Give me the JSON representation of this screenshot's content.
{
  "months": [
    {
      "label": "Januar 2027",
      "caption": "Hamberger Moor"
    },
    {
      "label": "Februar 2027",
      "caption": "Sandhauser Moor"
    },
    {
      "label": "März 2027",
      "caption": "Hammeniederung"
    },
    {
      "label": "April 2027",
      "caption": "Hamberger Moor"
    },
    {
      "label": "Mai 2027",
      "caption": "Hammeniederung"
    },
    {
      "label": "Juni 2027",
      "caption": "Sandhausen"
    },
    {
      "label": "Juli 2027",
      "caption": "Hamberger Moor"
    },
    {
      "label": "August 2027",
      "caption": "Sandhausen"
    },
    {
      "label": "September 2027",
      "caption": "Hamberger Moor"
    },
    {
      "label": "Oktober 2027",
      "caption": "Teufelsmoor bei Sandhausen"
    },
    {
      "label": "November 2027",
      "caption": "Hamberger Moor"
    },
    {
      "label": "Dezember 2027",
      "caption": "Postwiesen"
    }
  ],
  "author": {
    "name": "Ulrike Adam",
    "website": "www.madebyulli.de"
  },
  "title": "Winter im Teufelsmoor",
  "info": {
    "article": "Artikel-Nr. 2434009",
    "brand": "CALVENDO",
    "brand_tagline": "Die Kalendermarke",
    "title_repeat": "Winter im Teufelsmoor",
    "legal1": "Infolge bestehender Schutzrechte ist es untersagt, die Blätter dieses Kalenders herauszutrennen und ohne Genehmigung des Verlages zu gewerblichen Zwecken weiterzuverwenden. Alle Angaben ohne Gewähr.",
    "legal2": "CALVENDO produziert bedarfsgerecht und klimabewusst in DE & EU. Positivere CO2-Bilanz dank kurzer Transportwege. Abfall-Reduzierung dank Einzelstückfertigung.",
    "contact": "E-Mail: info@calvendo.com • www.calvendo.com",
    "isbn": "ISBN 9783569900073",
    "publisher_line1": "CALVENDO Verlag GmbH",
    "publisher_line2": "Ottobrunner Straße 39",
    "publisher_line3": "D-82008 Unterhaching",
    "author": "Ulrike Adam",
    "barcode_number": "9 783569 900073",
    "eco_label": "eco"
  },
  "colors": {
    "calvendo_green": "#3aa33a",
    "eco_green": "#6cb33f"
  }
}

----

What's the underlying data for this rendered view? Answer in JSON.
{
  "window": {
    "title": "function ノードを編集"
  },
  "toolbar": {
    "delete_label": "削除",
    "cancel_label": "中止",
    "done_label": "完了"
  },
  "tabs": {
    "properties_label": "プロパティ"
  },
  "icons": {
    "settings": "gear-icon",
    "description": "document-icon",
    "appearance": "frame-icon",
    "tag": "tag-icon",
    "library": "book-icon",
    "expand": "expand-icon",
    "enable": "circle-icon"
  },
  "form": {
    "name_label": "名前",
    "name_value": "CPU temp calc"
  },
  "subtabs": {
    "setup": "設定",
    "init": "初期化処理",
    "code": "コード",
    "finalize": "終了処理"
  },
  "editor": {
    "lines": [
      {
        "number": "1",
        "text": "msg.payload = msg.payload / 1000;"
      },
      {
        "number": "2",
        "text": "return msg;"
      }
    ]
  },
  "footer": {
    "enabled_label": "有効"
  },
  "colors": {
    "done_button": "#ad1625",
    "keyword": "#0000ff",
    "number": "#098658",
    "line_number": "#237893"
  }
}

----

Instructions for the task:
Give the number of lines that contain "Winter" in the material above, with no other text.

Response area:
2